By the Humanities Council
In spring 2020, the Humanities Council offered a special round of David A. Gardner ’69 Magic Grants. The “Rapid Response” program called for innovation to sustain the forward momentum of humanities research and for experimentation with new forms of conversation, exchange, and interaction.
This summer, current and former Princeton students learned to paint over Zoom through the “Global Painting Summer Group,” a Magic-supported project with the goal of tackling local and global constraints and creating new possibilities for community-building and learning.
Eve Aschheim, Lecturer in Visual Arts and the Lewis Center for the Arts, conceived the idea at the start of June. She sought to help disappointed students whose internships had been cancelled due to the pandemic. Attendees represented the cities of New York City, San Diego, Seattle, Brooklyn; the states of Kansas, Virginia, Pennsylvania, and Washington; and China. Students met weekly for over two months.
“We are all learning a great deal about how new Zoom models can be forged to cultivate creativity in new ways, and how student artists can work to share local imagery, information and conditions of light and weather, across different time zones, geographic locations, and cultural contexts,” Aschheim noted. “These are some of the most motivated and interesting students who have been in any of my classes.”
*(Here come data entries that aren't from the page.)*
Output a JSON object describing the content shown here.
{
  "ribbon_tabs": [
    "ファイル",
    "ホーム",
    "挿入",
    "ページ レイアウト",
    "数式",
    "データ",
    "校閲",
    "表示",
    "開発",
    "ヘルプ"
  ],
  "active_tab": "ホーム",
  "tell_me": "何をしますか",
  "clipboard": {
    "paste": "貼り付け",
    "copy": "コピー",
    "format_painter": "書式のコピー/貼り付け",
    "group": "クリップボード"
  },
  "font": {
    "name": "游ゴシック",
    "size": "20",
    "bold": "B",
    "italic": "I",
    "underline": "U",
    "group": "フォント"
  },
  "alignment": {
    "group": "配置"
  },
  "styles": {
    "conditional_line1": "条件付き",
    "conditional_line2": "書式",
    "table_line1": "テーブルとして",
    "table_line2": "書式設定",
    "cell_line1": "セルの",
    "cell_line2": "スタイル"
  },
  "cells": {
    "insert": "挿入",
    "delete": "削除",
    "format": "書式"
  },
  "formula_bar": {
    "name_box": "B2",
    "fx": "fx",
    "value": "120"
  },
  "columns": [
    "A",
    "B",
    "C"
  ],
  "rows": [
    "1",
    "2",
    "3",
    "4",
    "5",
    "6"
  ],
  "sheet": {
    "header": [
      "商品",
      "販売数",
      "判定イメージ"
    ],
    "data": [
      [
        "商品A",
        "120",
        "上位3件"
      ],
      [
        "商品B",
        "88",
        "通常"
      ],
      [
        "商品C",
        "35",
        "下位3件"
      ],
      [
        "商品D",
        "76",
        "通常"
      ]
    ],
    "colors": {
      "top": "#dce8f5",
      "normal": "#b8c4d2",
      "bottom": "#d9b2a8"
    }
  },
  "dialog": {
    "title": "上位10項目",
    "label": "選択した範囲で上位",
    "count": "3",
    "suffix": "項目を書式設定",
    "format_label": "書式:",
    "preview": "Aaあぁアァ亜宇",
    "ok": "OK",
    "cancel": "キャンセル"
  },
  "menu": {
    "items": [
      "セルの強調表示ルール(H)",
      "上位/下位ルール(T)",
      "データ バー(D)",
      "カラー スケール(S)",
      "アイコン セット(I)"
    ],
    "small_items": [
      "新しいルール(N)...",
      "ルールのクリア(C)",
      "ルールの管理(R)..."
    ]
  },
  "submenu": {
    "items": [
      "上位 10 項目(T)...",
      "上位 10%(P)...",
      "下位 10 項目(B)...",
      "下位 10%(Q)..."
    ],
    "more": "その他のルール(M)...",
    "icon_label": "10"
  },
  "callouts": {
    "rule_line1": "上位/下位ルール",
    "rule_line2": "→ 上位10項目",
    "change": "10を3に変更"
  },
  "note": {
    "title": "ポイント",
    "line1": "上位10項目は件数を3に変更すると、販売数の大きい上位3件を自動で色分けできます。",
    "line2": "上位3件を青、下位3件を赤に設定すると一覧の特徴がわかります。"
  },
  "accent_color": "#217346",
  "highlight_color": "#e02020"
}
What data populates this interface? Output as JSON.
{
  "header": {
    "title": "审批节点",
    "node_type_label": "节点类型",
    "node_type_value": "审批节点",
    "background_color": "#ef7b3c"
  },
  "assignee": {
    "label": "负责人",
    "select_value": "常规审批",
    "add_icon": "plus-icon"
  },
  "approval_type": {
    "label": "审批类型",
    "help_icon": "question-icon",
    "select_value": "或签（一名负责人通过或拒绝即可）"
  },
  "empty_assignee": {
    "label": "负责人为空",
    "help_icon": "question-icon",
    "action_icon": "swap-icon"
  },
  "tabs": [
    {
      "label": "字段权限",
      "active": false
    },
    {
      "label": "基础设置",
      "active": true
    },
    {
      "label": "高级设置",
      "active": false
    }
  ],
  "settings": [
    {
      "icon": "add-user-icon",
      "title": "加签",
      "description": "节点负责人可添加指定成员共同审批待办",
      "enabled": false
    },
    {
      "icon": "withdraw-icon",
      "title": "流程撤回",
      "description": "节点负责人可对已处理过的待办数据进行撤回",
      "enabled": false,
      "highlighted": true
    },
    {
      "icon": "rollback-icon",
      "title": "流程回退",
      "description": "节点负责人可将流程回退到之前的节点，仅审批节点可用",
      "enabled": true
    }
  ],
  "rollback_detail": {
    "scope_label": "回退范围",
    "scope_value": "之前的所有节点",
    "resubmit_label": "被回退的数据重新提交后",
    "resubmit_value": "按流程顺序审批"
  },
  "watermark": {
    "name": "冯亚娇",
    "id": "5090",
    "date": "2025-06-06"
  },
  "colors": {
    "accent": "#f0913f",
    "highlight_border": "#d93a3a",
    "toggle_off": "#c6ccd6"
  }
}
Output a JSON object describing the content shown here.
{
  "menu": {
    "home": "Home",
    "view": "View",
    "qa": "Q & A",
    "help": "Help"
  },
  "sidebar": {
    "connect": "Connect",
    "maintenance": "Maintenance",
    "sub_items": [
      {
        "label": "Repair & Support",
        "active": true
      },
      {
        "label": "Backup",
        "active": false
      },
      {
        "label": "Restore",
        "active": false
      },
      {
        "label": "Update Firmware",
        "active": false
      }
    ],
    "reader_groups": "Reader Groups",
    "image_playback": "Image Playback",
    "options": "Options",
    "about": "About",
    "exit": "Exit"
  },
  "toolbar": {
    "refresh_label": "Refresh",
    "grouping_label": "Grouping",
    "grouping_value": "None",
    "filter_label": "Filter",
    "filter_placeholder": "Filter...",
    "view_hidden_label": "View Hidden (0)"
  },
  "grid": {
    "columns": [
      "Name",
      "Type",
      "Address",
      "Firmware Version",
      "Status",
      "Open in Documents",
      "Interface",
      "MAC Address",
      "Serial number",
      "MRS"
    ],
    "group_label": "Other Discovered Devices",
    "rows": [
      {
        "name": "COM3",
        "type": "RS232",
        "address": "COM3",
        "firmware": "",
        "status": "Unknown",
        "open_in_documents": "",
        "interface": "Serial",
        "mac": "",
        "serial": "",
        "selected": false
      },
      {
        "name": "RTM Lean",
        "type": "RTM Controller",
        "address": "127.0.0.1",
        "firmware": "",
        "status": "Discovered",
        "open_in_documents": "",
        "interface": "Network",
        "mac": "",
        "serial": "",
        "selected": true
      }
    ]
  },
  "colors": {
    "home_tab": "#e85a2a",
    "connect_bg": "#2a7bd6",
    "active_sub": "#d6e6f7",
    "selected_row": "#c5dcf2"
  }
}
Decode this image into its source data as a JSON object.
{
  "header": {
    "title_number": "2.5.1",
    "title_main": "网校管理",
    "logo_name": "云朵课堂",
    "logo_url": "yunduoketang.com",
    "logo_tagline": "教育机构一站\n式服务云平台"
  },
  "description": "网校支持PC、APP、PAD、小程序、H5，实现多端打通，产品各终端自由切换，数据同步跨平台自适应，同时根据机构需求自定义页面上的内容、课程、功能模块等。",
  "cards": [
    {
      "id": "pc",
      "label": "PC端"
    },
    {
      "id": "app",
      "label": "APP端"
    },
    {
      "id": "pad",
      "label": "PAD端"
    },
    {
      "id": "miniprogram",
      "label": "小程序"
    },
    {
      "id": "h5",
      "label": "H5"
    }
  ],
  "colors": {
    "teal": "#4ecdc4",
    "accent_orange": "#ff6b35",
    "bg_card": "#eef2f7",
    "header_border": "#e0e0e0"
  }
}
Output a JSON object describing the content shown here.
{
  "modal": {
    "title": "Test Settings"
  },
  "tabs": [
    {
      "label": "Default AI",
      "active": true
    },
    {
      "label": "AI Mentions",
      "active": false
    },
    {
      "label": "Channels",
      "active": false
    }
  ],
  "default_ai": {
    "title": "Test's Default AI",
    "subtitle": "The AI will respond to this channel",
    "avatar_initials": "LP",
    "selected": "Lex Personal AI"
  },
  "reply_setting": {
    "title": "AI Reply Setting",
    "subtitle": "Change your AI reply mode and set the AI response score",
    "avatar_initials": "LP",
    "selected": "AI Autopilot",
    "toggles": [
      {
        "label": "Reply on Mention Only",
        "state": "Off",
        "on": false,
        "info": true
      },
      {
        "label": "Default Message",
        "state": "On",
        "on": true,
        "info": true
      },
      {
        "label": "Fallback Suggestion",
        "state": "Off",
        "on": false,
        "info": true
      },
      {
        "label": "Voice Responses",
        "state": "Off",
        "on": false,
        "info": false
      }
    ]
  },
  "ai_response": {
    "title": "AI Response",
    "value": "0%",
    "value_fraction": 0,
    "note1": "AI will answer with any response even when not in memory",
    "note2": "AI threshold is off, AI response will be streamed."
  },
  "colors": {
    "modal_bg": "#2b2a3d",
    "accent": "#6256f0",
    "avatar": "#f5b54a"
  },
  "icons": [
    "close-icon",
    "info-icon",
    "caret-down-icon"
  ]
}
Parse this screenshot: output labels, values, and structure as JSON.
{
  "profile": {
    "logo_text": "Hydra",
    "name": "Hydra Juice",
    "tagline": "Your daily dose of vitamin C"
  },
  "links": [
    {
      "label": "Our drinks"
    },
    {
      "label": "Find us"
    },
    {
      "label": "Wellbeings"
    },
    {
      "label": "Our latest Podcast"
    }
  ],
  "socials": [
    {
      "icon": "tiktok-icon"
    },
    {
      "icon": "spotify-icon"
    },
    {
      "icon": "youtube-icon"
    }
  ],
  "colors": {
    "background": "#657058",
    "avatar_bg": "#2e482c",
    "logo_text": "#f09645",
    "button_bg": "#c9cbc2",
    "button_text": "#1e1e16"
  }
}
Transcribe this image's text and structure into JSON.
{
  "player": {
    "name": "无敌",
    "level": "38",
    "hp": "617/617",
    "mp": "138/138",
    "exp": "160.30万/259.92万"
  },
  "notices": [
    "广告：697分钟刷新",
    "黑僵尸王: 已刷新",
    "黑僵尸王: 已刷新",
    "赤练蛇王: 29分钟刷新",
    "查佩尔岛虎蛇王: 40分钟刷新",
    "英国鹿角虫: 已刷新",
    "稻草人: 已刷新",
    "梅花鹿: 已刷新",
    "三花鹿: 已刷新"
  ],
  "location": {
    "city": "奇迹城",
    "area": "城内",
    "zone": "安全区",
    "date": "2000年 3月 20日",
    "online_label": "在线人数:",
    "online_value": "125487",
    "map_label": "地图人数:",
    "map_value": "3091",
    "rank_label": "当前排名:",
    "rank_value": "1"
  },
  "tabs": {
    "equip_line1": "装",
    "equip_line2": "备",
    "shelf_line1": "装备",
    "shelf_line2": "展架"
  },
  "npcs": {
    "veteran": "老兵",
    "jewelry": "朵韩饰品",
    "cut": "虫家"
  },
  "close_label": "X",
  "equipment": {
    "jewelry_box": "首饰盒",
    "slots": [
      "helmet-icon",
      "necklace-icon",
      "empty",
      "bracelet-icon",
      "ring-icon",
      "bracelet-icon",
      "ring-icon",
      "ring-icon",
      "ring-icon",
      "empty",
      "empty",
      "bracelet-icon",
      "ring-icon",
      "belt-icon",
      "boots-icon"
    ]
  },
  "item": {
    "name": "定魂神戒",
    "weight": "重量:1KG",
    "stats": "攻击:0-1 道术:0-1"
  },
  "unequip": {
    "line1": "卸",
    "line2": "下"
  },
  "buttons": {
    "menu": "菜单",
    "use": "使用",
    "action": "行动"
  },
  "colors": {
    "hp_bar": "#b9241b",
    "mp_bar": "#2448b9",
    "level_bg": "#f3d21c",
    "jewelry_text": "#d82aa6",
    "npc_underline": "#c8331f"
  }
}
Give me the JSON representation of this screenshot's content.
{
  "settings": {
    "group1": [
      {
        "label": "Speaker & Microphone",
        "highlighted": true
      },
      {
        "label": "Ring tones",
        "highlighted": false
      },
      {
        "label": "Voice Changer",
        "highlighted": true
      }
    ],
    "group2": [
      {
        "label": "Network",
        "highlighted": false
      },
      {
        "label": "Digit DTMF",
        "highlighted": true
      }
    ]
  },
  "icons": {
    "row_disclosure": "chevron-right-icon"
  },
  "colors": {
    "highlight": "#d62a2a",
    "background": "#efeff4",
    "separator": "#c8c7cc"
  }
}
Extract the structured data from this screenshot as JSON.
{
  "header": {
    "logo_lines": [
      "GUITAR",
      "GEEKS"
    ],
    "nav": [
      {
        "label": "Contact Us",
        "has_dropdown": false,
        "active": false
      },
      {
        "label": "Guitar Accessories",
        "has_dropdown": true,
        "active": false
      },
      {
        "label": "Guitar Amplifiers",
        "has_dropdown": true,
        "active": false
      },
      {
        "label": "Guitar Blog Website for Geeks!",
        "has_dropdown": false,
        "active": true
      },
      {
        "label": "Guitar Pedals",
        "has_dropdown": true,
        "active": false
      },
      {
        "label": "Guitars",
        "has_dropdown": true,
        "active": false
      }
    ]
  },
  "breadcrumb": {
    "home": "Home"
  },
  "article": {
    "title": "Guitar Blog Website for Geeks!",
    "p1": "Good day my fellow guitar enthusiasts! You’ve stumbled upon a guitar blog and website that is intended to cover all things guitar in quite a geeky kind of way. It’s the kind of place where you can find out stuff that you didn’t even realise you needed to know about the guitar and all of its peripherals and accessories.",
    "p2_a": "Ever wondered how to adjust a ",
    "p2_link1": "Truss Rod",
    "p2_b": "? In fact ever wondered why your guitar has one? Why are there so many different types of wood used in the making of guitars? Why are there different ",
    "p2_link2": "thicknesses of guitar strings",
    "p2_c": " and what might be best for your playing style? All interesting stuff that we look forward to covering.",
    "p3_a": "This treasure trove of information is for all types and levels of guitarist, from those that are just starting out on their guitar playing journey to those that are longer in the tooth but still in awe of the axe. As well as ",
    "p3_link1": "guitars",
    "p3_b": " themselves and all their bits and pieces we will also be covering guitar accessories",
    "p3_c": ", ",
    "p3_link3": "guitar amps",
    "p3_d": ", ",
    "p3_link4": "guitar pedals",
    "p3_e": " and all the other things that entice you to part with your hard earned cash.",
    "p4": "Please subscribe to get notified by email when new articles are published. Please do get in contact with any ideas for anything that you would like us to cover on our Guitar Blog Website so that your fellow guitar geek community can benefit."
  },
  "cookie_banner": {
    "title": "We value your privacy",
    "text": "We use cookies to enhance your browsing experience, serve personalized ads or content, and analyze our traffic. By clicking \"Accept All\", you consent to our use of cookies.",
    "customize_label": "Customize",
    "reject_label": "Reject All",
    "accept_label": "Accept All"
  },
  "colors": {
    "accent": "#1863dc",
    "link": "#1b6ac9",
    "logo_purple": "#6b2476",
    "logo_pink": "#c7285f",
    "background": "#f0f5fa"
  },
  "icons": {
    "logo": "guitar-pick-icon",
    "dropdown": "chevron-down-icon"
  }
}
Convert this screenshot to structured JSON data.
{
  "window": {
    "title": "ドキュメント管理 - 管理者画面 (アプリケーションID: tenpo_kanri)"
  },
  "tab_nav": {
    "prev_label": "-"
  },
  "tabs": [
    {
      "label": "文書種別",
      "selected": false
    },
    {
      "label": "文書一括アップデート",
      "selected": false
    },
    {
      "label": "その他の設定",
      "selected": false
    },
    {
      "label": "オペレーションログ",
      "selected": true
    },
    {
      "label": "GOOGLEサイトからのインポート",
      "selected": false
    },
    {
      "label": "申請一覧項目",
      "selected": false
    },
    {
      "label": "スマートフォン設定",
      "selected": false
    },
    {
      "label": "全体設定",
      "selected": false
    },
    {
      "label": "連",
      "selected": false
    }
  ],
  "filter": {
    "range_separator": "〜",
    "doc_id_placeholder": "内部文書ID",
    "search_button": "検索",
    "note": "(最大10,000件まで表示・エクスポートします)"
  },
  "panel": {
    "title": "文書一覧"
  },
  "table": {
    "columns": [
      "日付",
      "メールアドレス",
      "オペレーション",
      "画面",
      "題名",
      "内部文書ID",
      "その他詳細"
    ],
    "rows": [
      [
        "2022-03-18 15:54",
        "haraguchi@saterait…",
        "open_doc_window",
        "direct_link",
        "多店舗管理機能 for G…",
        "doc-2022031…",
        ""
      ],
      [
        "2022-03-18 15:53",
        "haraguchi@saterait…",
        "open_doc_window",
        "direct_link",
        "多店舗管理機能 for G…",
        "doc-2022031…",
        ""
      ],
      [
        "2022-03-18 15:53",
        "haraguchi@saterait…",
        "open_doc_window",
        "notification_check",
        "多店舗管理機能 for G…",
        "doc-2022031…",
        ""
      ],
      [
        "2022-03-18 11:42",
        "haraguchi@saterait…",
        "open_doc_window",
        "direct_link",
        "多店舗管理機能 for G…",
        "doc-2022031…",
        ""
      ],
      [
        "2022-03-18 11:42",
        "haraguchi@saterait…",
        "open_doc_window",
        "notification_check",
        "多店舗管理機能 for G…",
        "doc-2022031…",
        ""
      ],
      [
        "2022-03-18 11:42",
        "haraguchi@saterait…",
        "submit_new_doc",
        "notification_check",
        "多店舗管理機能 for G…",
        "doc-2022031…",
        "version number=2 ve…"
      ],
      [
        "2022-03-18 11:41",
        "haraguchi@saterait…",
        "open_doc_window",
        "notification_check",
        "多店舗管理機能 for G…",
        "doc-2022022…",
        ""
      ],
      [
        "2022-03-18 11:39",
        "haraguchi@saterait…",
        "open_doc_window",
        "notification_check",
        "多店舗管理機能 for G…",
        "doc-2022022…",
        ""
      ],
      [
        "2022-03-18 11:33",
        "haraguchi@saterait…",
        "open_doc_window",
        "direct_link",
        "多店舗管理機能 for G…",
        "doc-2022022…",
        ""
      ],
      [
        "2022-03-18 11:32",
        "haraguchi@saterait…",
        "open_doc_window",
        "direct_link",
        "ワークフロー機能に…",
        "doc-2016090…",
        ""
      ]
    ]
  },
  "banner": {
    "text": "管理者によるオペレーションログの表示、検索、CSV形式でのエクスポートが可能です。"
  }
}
Students determined the projects and meeting content, which included presentations by themselves or by Aschheim. Prompts included Clouds; Chartreuse; Heliotrope and Hogarth’s “The Line of Beauty”; Unusual Color; Night Painting; and Spectral Color. Members examined works of contemporary artists including Liu Xiao Dong, Kerry James Marshall, Dana Schutz, Catherine Murphy, the late Noah Davis and Emma Amos, and classical artists like Hopper, Degas, and Matisse.
If one student raised questions about a topic, others would research it, moving the conversation organically toward many different issues in art. Aschheim offered guidance and information about relevant issues and techniques, as well as critiques.
Sann Sanneh ’19 described the class as providing structure and a sense of community in a challenging time.
“It was great to come together with other artists every week, see and contribute new works, and be challenged to create under broad prompts,” he wrote. “I felt more encouraged to experiment and follow threads that didn’t always end up being visually appealing, yet the process of getting to the end piece was itself valuable and informative. … I learned so much about how colors appear and I began to approach colors as forms or objects in a way I hadn’t considered before.”
Aschheim found the experience new because she had never before worked with a group mixing alumni with current students from different classes, especially on Zoom. Given the small size of the Program in Visual Arts, the workshop provided a rare chance to integrate students from different levels and age groups.
Maddy Kushan, a graduate student, who finished her undergraduate degree in June, said she especially loved the chance to meet recent alumni and learn about their projects.
“Unlike the busy schedule of a semester at Princeton, quarantine has provided an abundance of time to focus on producing art that excites us,” she noted. “These themes were wonderful starting points that made me consider a variety of subjects and techniques I hadn’t considered previously.”
Julia Stahlman ’23 expressed gratitude for the opportunity to meet new people during a time of limited social interaction. “Feedback was helpful and constructive. I always looked forward to seeing everyone’s work each week. Seeing what everyone else was accomplishing inspired me to create more,” she wrote.
“The painting group was an escape from the quarantine, but it also made me confront the quarantine. I expressed the eeriness of the autonomous daily routines in my paintings. In a way, it made staying at home less daunting because I always looked forward to making new paintings,” Yuanyuan Zhao ’19 noted, praising the class for significantly improving her painting skills.
Aschheim highlighted her enjoyment of building relationships with her students and helping recent graduates by supplying them with serious critique, which often seems scarce after college. She looks forward to being able to host another class.
“During this time of Covid, when we are all so isolated, the group gave us a chance to connect to one another, and to what we care about. It helped us think about the experience of living in isolation, as one of the prompts the students chose was ‘the reopening,’” Aschheim wrote in a reflection.
Read the full list of 2020 Rapid Response Grants here.